Novak Djokovic got the better of old foe Rafael Nadal 10-8 in a deciding-set thriller to reach his fifth Wimbledon final, where he will take on Kevin Anderson.
Nadal and Djokovic had fallen foul of the 11pm curfew on Friday night with the Serb leading by two sets to one, becoming the first match since the Centre Court roof was added in 2009 to be stopped due to the strict curfew imposed by Merton Council to avoid disruption to local residents.
The match got back underway just after 1pm under the roof again, as those were the conditions in which it began, and three-time former champion Djokovic came good to make it through to Sunday's final with a thrilling 6-4 3-6 7-6 (11-9) 3-6 10-8 victory in the second longest semi-final ever played at Wimbledon, just a day after Anderson and John Isner had set the record for the longest.
"It's hard to pick the words. I'm just going through things, flashbacks to the last 15 months, everything I've been through to gethere," said world No 21 Djokovic, the lowest ranked finalist in 15 years. "To win against the best player in the world, in one of the longest matches I ever played, I'm just overwhelmed.
"It's very special. It really could have gone either way.
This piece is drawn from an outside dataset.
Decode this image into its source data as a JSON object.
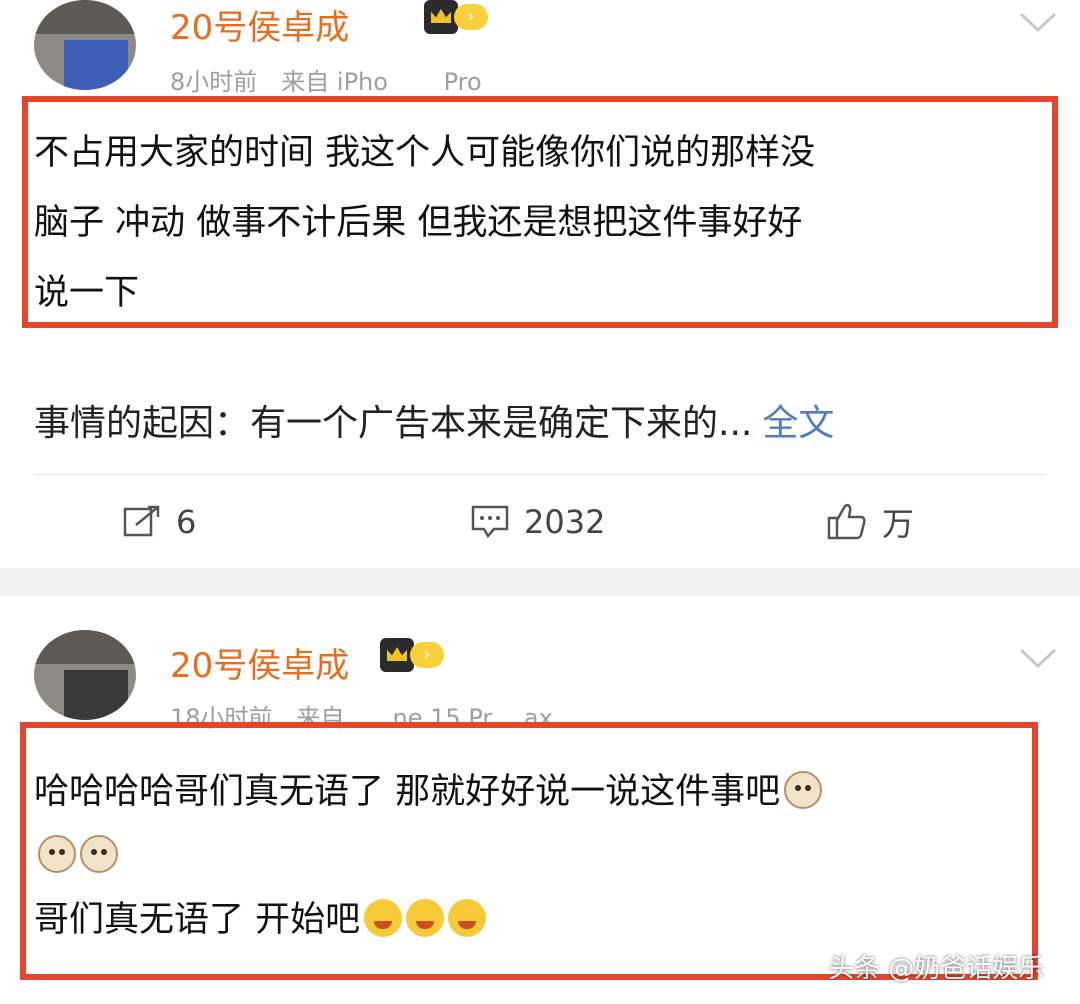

It was clear very few things separated us."
Nadal held firm in a mammoth opening game of the fourth set, being forced to come through six deuces and save two break points.
World No 1 Nadal, the champion in 2008 and 2010, then stepped up a gear in the next game to grab the initiative, but Djokovic, who was seeking a spot in his 22nd final at majors, was flourishing in the fast conditions and did not take long to restore parity with a break back in the fifth game.
The pair's 52nd meeting was turning into another rip-roaring encounter as Nadal broke again in the eighth game, while Djokovic was punished for taking only one of his six break point opportunities in the set, with the Spaniard soon dragging it into a deciding set shoot-out thanks to an ace, which was called out but on review had kissed the line.
Nadal, chasing an 18th Grand Slam crown and in his first Wimbledon semi-final since finishing runner-up to Djokovic in 2011, was under pressure playing catch-up in the fifth and was forced to save a break point in the eighth game thanks to his sledgehammer forehand.
Djokovic stayed calm and showed plenty of courage and determination to come from 15-40 down by winning four straight points to move 5-4 up.
Nadal had an extra spring in his step and threw the kitchen sink at his opponent in the 15th game. Djokovic felt the pinch but still conjured up some magical shots under mounting pressure to come through five deuces and save three break points to hold for 8-7 in another epic game.
A delicious drop shot from Nadal helped him save a match point chance in the next game before he pounded a much-needed ninth ace to level things up, but just a couple of games later the Serb completed the job by breaking to love after five hours and 17 minutes over two days to end things.